World’s first implant-activated smart gun has arrived
Amal Graafstra wants to make guns safer, by using RFID chip implants that activate the trigger. The biohacker has created a prototype for the first implant-activated “smart gun.”
Graafstra demonstrated his invention for Motherboard this week from his Seattle, Washington garage.
RFID chips are already used in a number of smart guns, like the Armatix iP1 pistol and the iGun. They are unlocked when a user wearing a wristband or ring picks them up.
Graafstra’s smart gun is a modification of an ordinary firearm, however, adapted to unlock when in contact with his implants.
Smart gun technology has been criticized for being unreliable, particularly in the case of an emergency.
Graafstra’s embedded chip would, in theory, not have these issues. The chip would be implanted under the skin between the thumb and forefinger.
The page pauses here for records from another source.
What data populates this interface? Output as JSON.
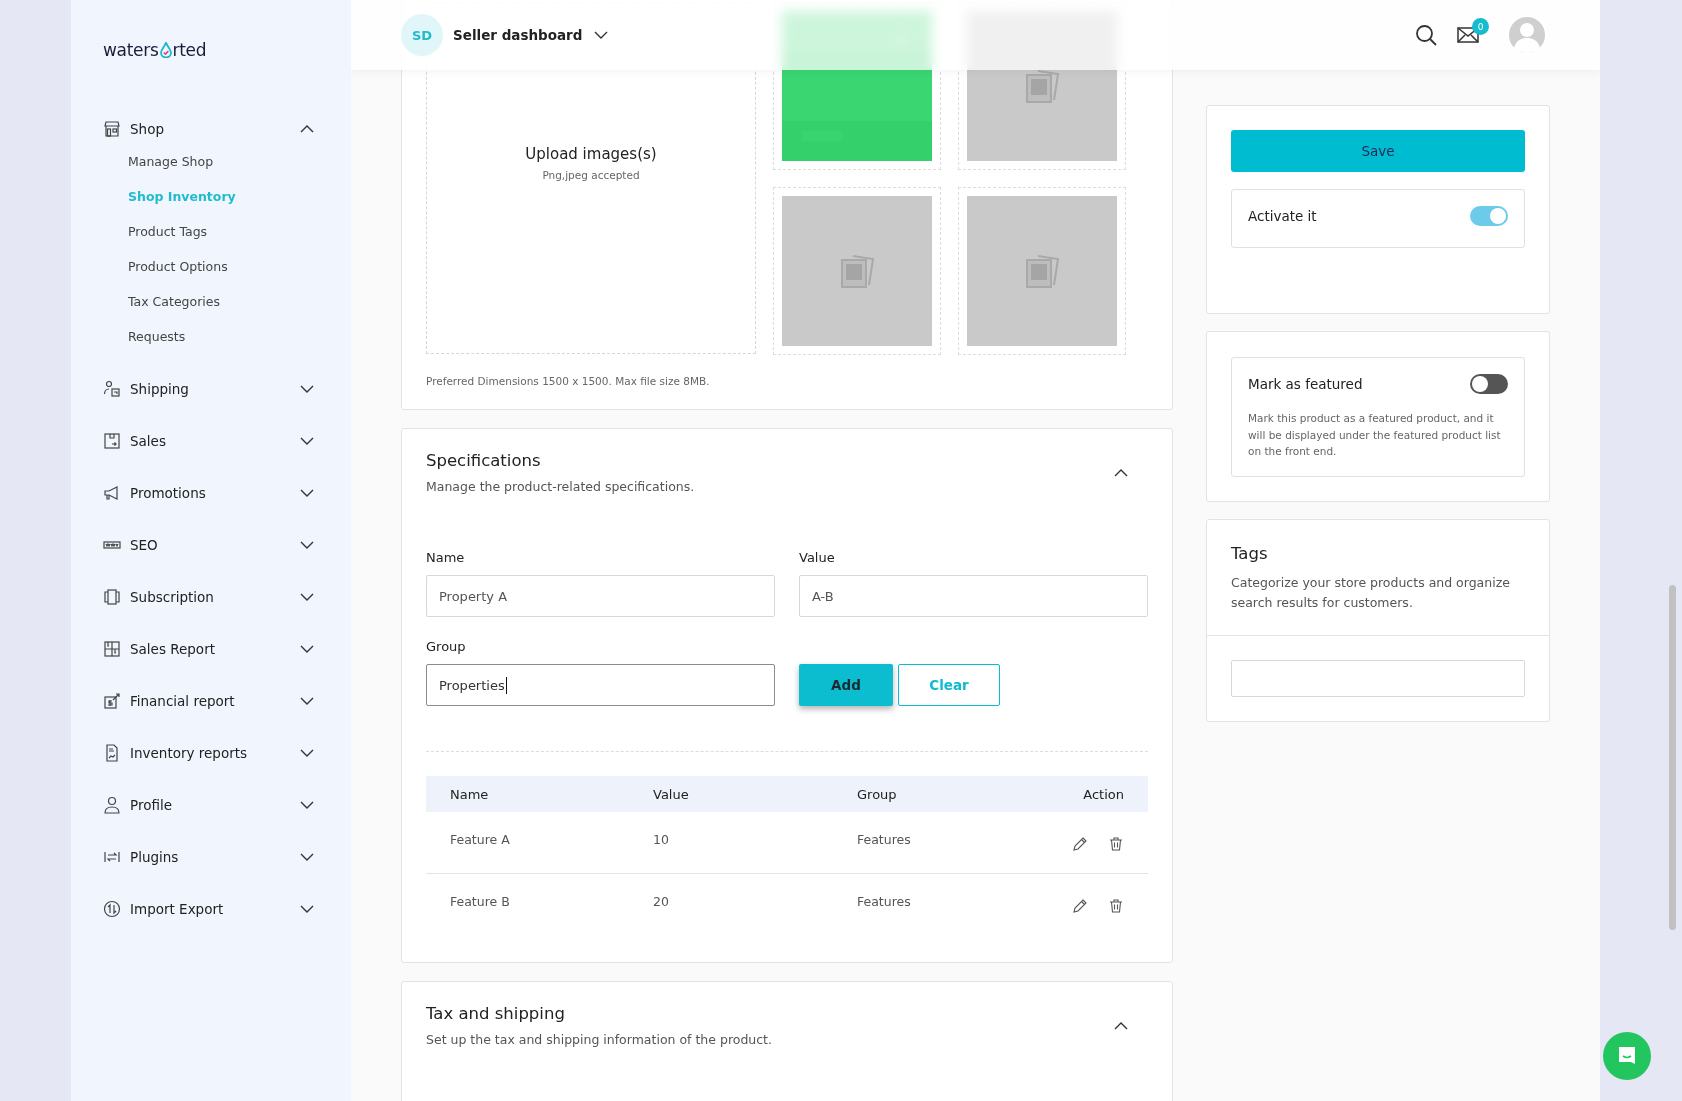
{
  "sidebar": {
    "logo": {
      "before": "waters",
      "after": "rted"
    },
    "items": [
      {
        "label": "Shop",
        "expanded": true,
        "children": [
          {
            "label": "Manage Shop",
            "selected": false
          },
          {
            "label": "Shop Inventory",
            "selected": true
          },
          {
            "label": "Product Tags",
            "selected": false
          },
          {
            "label": "Product Options",
            "selected": false
          },
          {
            "label": "Tax Categories",
            "selected": false
          },
          {
            "label": "Requests",
            "selected": false
          }
        ]
      },
      {
        "label": "Shipping",
        "expanded": false
      },
      {
        "label": "Sales",
        "expanded": false
      },
      {
        "label": "Promotions",
        "expanded": false
      },
      {
        "label": "SEO",
        "expanded": false
      },
      {
        "label": "Subscription",
        "expanded": false
      },
      {
        "label": "Sales Report",
        "expanded": false
      },
      {
        "label": "Financial report",
        "expanded": false
      },
      {
        "label": "Inventory reports",
        "expanded": false
      },
      {
        "label": "Profile",
        "expanded": false
      },
      {
        "label": "Plugins",
        "expanded": false
      },
      {
        "label": "Import Export",
        "expanded": false
      }
    ]
  },
  "header": {
    "initials": "SD",
    "title": "Seller dashboard",
    "notification_count": "0"
  },
  "media": {
    "upload_title": "Upload images(s)",
    "upload_hint": "Png,jpeg accepted",
    "thumbnails": [
      {
        "kind": "picture"
      },
      {
        "kind": "placeholder"
      },
      {
        "kind": "placeholder"
      },
      {
        "kind": "placeholder"
      }
    ],
    "note": "Preferred Dimensions 1500 x 1500. Max file size 8MB."
  },
  "specifications": {
    "title": "Specifications",
    "subtitle": "Manage the product-related specifications.",
    "expanded": true,
    "fields": [
      {
        "label": "Name",
        "value": "Property A",
        "focused": false
      },
      {
        "label": "Value",
        "value": "A-B",
        "focused": false
      },
      {
        "label": "Group",
        "value": "Properties",
        "focused": true
      }
    ],
    "buttons": [
      {
        "label": "Add",
        "kind": "primary"
      },
      {
        "label": "Clear",
        "kind": "outline"
      }
    ],
    "table": {
      "columns": [
        "Name",
        "Value",
        "Group",
        "Action"
      ],
      "rows": [
        {
          "cells": [
            "Feature A",
            "10",
            "Features"
          ]
        },
        {
          "cells": [
            "Feature B",
            "20",
            "Features"
          ]
        }
      ]
    }
  },
  "tax_shipping": {
    "title": "Tax and shipping",
    "subtitle": "Set up the tax and shipping information of the product.",
    "expanded": true
  },
  "publish": {
    "save": "Save",
    "activate": {
      "label": "Activate it",
      "on": true
    }
  },
  "featured": {
    "label": "Mark as featured",
    "on": false,
    "description": "Mark this product as a featured product, and it will be displayed under the featured product list on the front end."
  },
  "tags": {
    "title": "Tags",
    "description": "Categorize your store products and organize search results for customers."
  }
}
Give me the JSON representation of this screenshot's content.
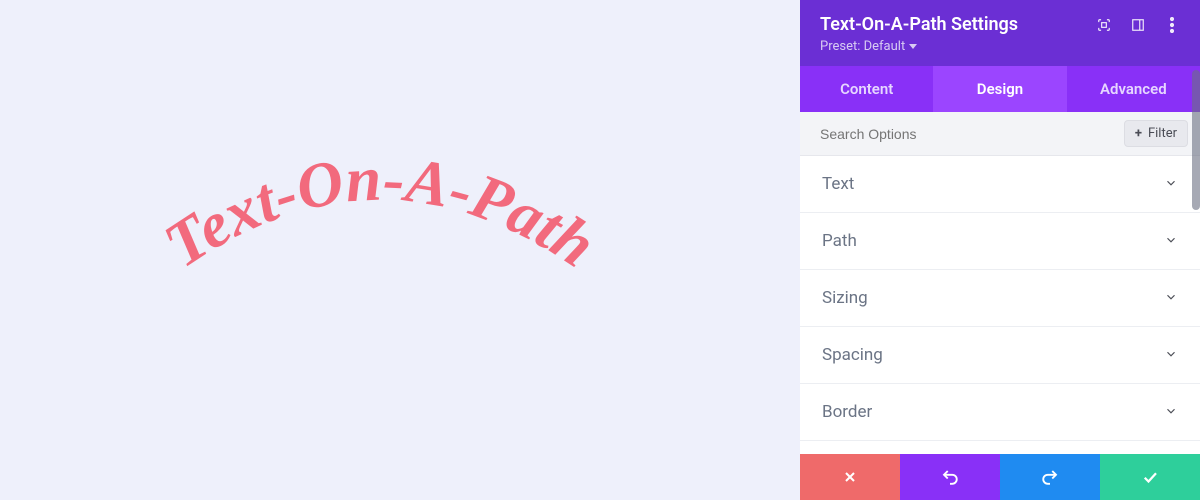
{
  "canvas": {
    "text": "Text-On-A-Path",
    "text_color": "#f26a7d"
  },
  "panel": {
    "title": "Text-On-A-Path Settings",
    "preset_label": "Preset: Default",
    "tabs": [
      {
        "label": "Content",
        "active": false
      },
      {
        "label": "Design",
        "active": true
      },
      {
        "label": "Advanced",
        "active": false
      }
    ],
    "search_placeholder": "Search Options",
    "filter_label": "Filter",
    "sections": [
      {
        "label": "Text"
      },
      {
        "label": "Path"
      },
      {
        "label": "Sizing"
      },
      {
        "label": "Spacing"
      },
      {
        "label": "Border"
      }
    ],
    "header_icons": [
      "expand-icon",
      "layout-icon",
      "more-icon"
    ],
    "action_icons": [
      "close-icon",
      "undo-icon",
      "redo-icon",
      "check-icon"
    ]
  },
  "colors": {
    "header": "#6b2fd4",
    "tabbar": "#8930f7",
    "tab_active": "#9b45ff",
    "cancel": "#ef6a6a",
    "undo": "#8930f7",
    "redo": "#1f8bf1",
    "save": "#2ecf9b"
  }
}
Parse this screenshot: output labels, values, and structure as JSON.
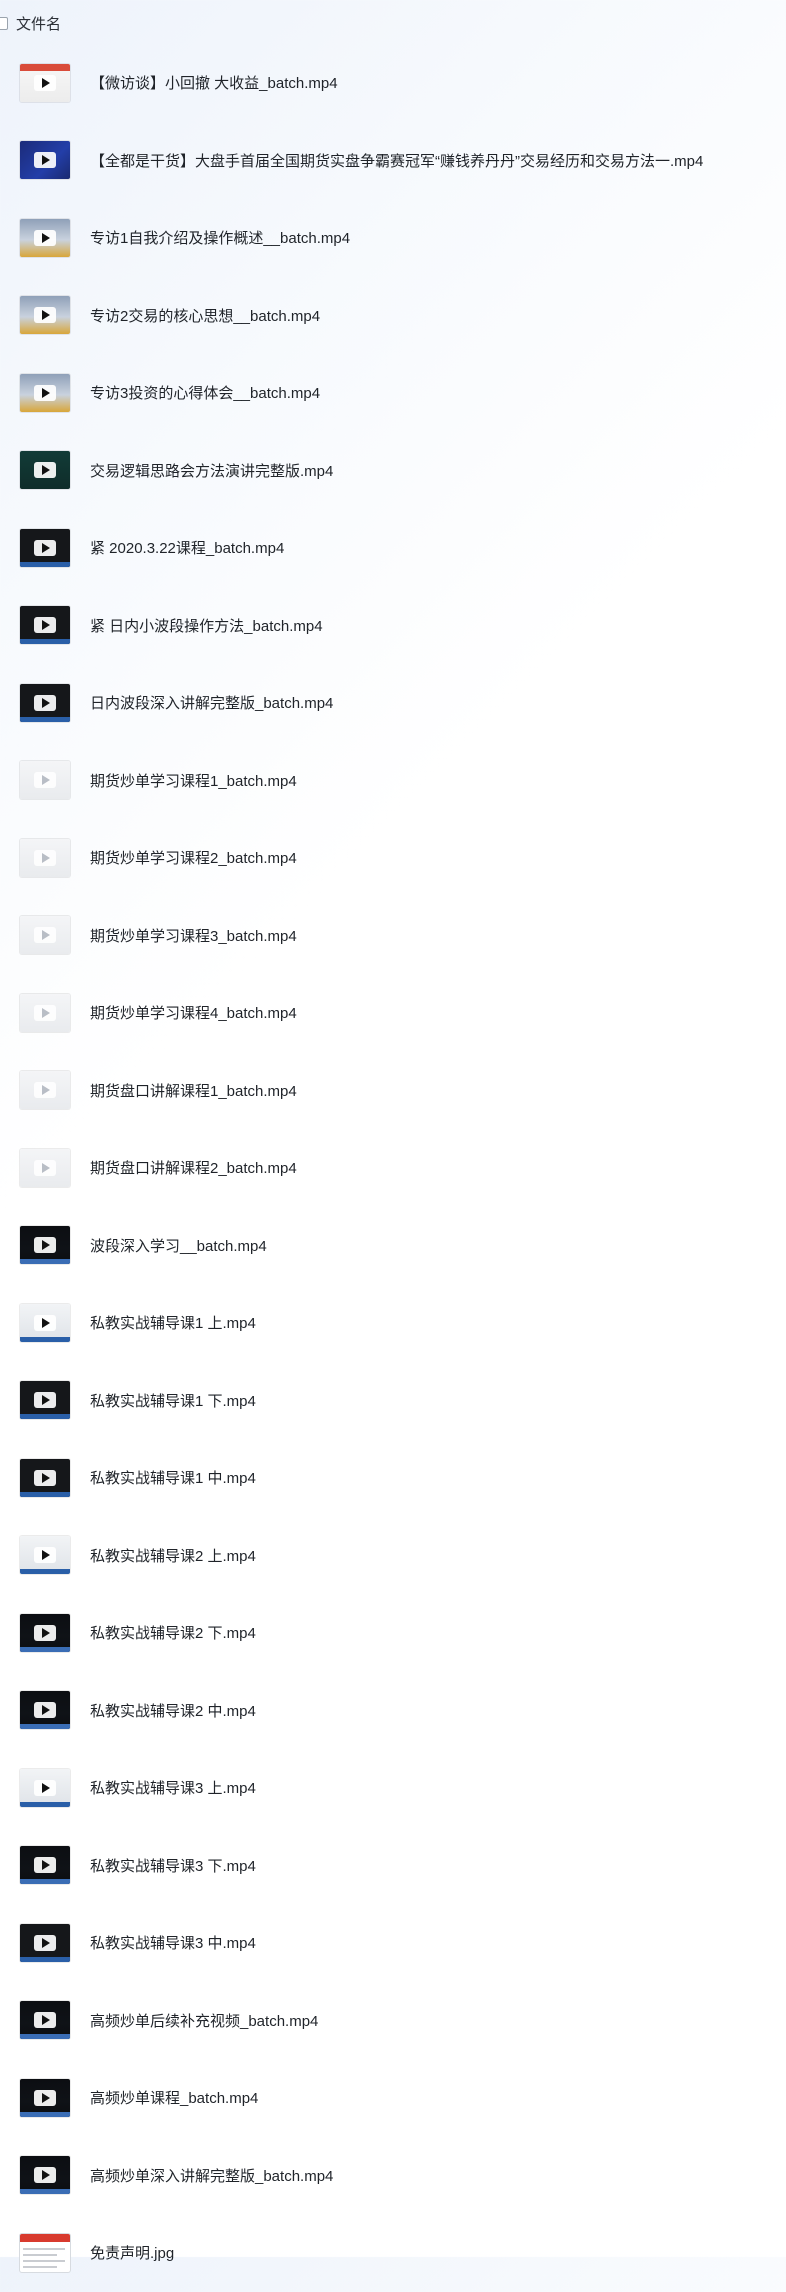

When a gun user picks up their weapon, the gun would unlock only for the person with the implant.
Graafstra has been involved in DIY RFID implantation for a long time and considers biohacking to be at “the forefront of a new kind of evolution.”
He understands the dangers of easy access to guns in the US, and hopes that his invention will address these issues.
“I think the smart gun concept is important, because eventually we’d be able to control who’s able to operate the weapon once it leaves the store,” he told Motherboard.